Saturday, November 21, 2009
Farm Bulletin: Giving Thanks
The transition from fall to winter prompts reflection, which might account for Thanksgiving's place on the calendar at the end of November. Contributor Anthony Boutard takes a moment to express appreciation for those who help get his and Carol's goods to market, as well as to take the measure of some of this year's successful crops.
This week marks the last of the weekly markets at Hillsdale Farmers' Market. Next month we assemble but fortnightly. The market starts at 10 am, and is located in the parking lot of Wilson High School.
We do want to take a moment to acknowledge market manager Eamon "Shoehorn" Molloy and the Hillsdale Farmers' Market volunteers. Sometimes you all ask us why we only come to Hillsdale. Our answer: Why mess with perfection? It is a wonderful neighborhood market, and the intimacy that results is why we want to be at the market. Shoehorn and the board have been careful to keep that neighborhood spirit alive, and we appreciate their efforts. Thank you.
The staff at Ayers Creek is regularly joined by volunteer helpers on Fridays. Especially in the winter when our staff is working Copenhaven Nursery down the road and the harvesting falls to the two us, a few extra hands make a huge difference. For the last few years, Linda Johnson helped us harvest winter vegetables. This spring, Linda, a dancer, accepted an appointment at Mills College, so we picked up a new Linda, Colwell that is, who is also a regular at Hillsdale. Linda was joined a family friend, Julia Ruby, who helped with spring planting and is now a freshman at Oberlin College. Last month, sisters Meg and Cate joined us as WOOFERs.

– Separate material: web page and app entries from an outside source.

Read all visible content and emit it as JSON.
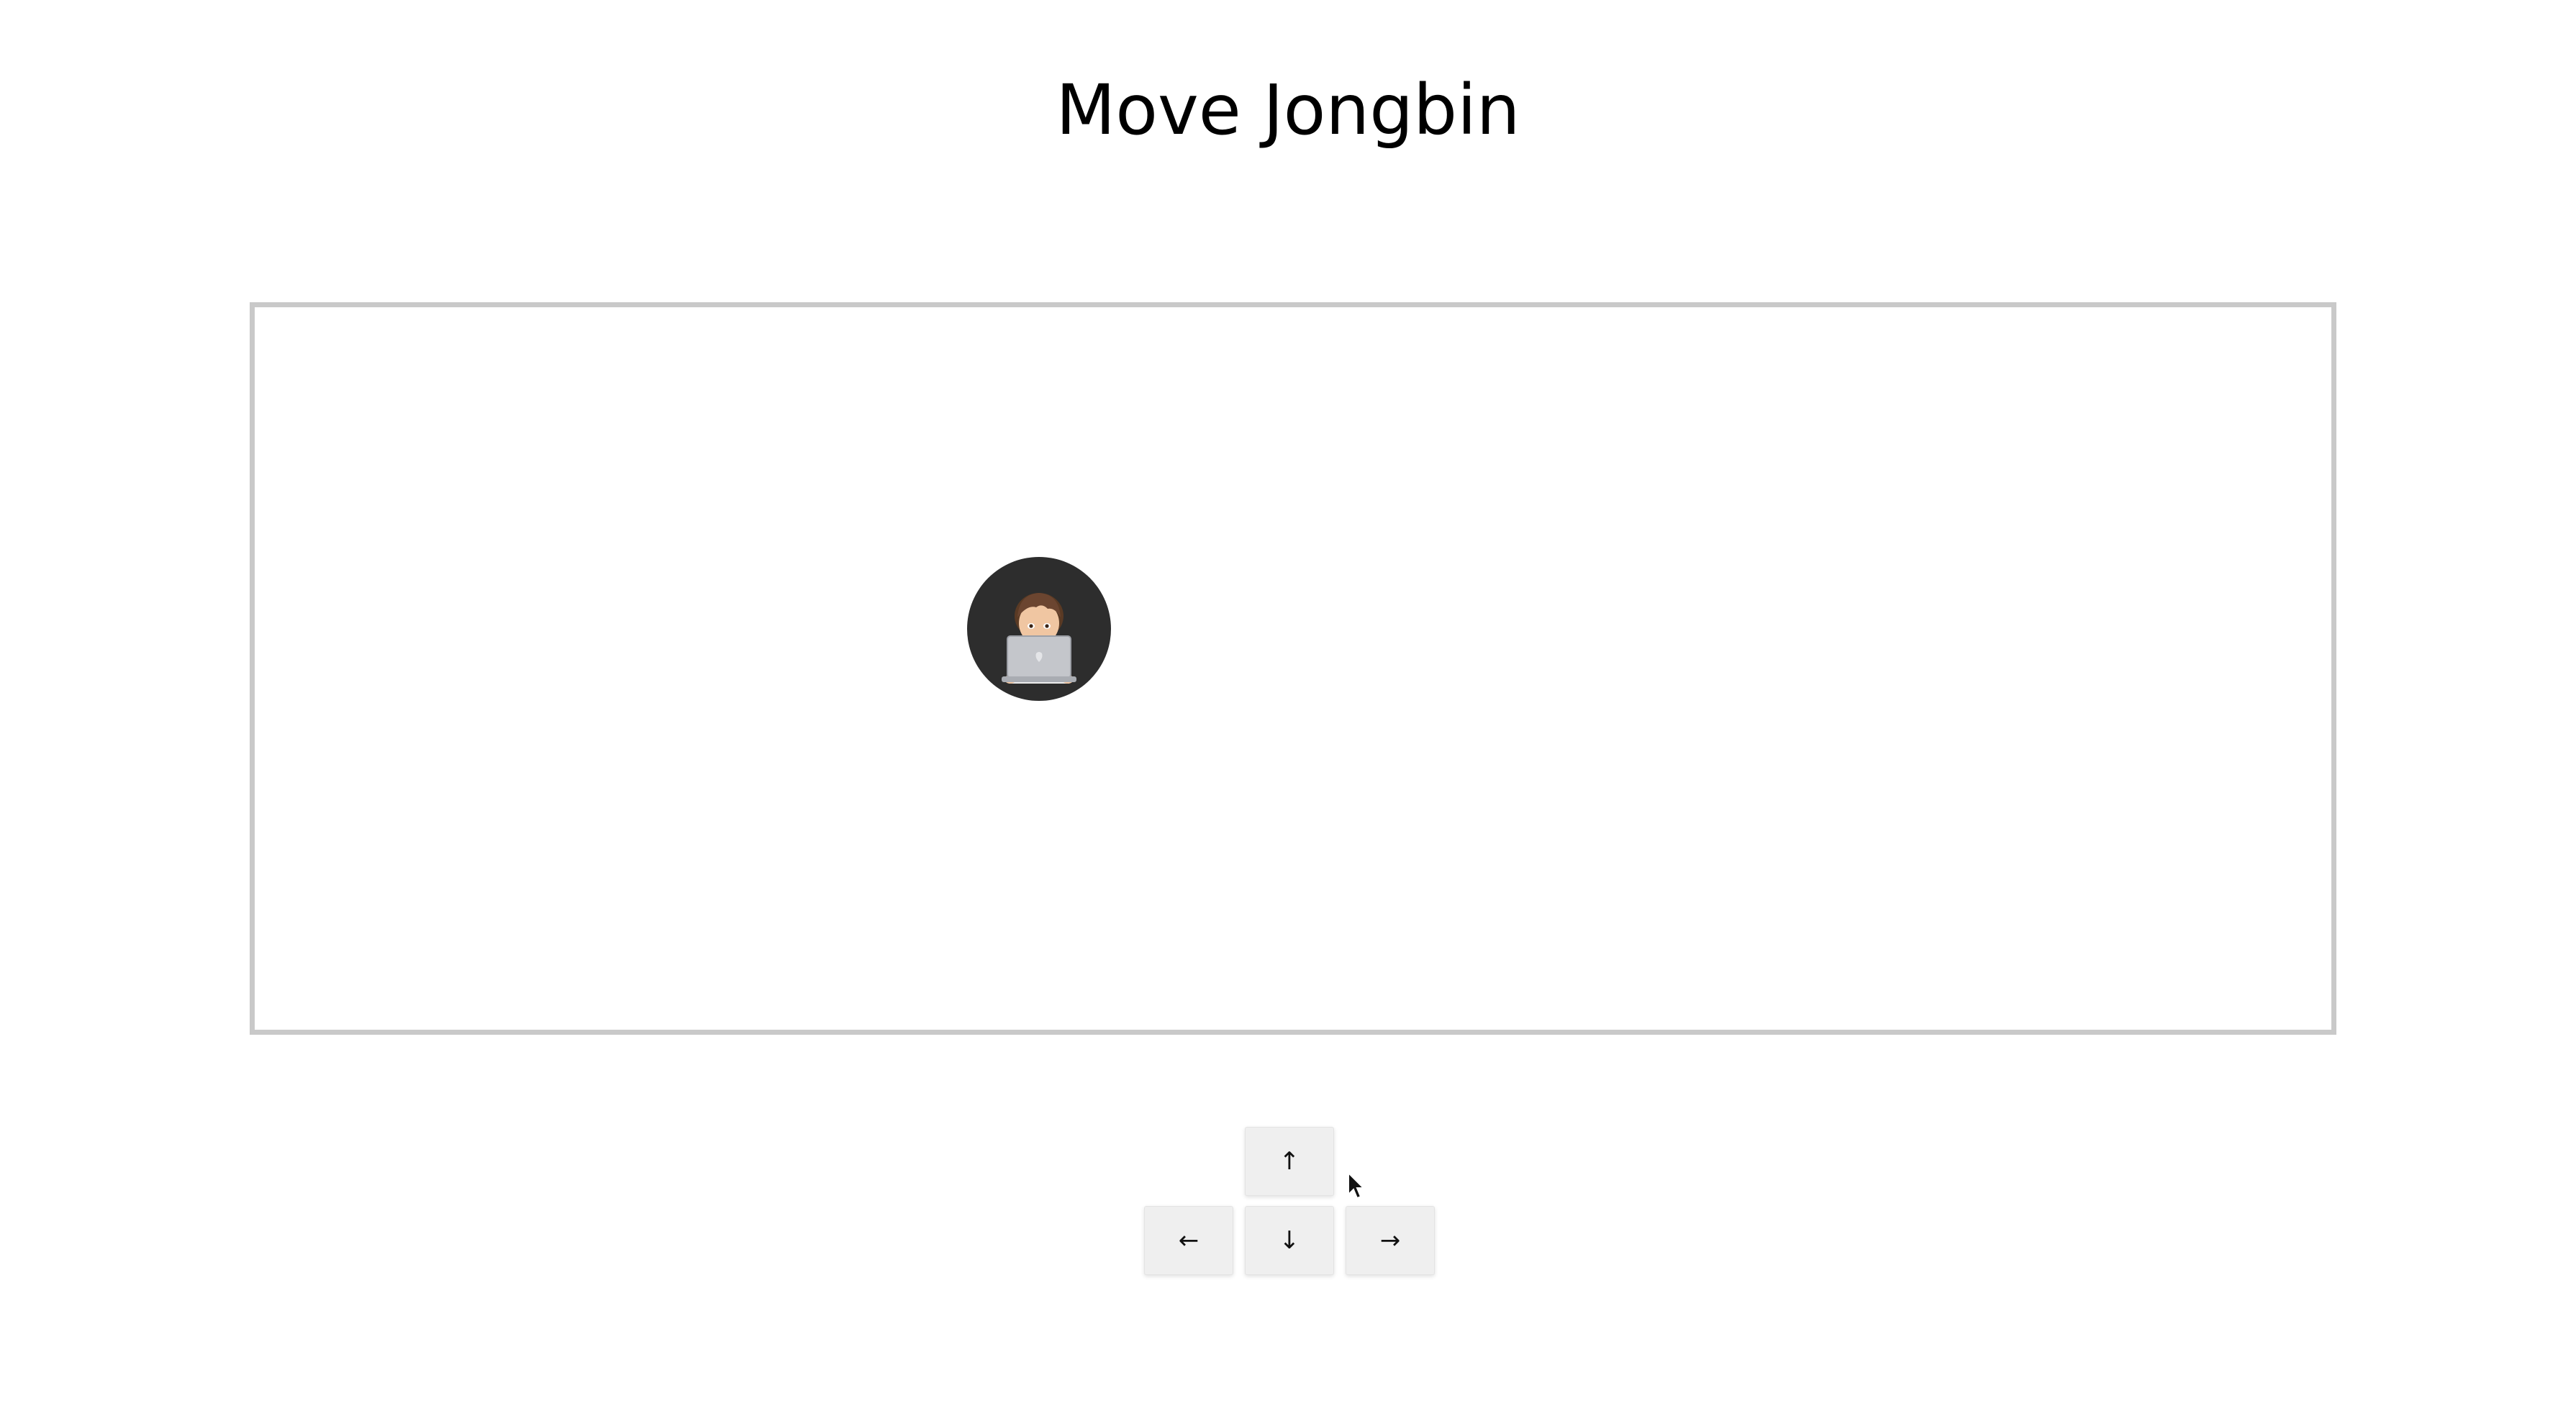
{
  "title": "Move Jongbin",
  "arena": {
    "avatar": {
      "icon": "person-with-laptop-icon",
      "background_color": "#2d2d2d"
    }
  },
  "controls": {
    "up_label": "↑",
    "left_label": "←",
    "down_label": "↓",
    "right_label": "→"
  },
  "colors": {
    "arena_border": "#c9c9c9",
    "button_bg": "#efefef"
  }
}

After hearing her mother refer to "the sisters" several times, daughter Caroline asked if we were working with a convent. Meg and Cate Critcos are familial sisters. Meg's dog, Lucy, with a fair portion of pit bull in her, has taught our portly and bandy-legged little dictator, Tito, a few well deserved lessons in manners. More recently, Fridays have been enriched by China Tresemer and Bill Bains. We appreciate the help and, most importantly, the excellent company our friends have provided.
Kale, Collards and Swiss Chard
Like Jack Kerouac (left), chard is a rootless beet. They are the same species, beets and chards, that is. We have worked hard to find a true Swiss Chard with big, white ribs. Unfortunately, this form of the vegetable has slipped into obscurity, replaced by the leaf type chards. We still prefer the type with big stems, and have found a good variety from the Italian seed house Franchi. The white stems on these chards are sweet and tender. The leaf blade is fine for soup, but is incidental to the stem. The stem makes a wonderful gratin, either alone or in combination with potatoes. Alternatively, they are cooked until tender and then added to an olive oil and anchovy-based sauce with thyme, fennel seed, capers and perhaps some garlic. The French also pickle the stems.
And don't neglect the kale. Several years ago, we sat in a presentation where a researcher was talking about the antioxidant qualities of blueberries, blackcaps and blackberries. The tables caught our attention because Chester rated highest among the blackberries. As he summarized the results, he noted that the study illustrated the impressive benefits of eating dark-pigmented berries, adding quietly, "So long as no one compared them to kale." Kale is off the charts in its antioxidant qualities, vitamins, minerals and everything else you might dream of. Of course, there is no kale commission to promote the greens and tout their manifold health benefits. Another example of what Michael Pollan coined "the silence of the yam."
This is a special white-rooted variety of incomparable flavor and fine texture (top photo). Suspend any judgement you may have made about rutabagas.
For us, this was an accidental discovery. We bought a small package of seed labeled Gilfeather Turnip and promptly forgot to plant it. At the last moment, we sprinkled it at the end of the row because, if no roots formed, the turnip greens would be good. No turnips resulted and we forgot about the it.
Late in February, we noticed some odd-looking kale with a bulbous root. We cooked up the roots and they were absolutely delicious. Suddenly it dawned on us that the turnip was actually a white rutabaga, hence the unrecognized foliage. Eager to grow more, we opened the Fedco catalogue and under the variety it was noted that the seed crop had failed. Fortunately, we had not eaten all of the roots, so we immediately worked the remains of the patch, keeping the big roots and roguing out runts.
The next step was to eliminate any cabbages, turnips or kales growing in our fields. Pollinated by native bees, the various brassicas cross freely, and we needed to keep the seed pure. Fortunately we have good isolation in this valley. We harvested about a half pound of seed. Our first foray into rutabaga seed production proved a success as the plants grew true to type. Enjoy.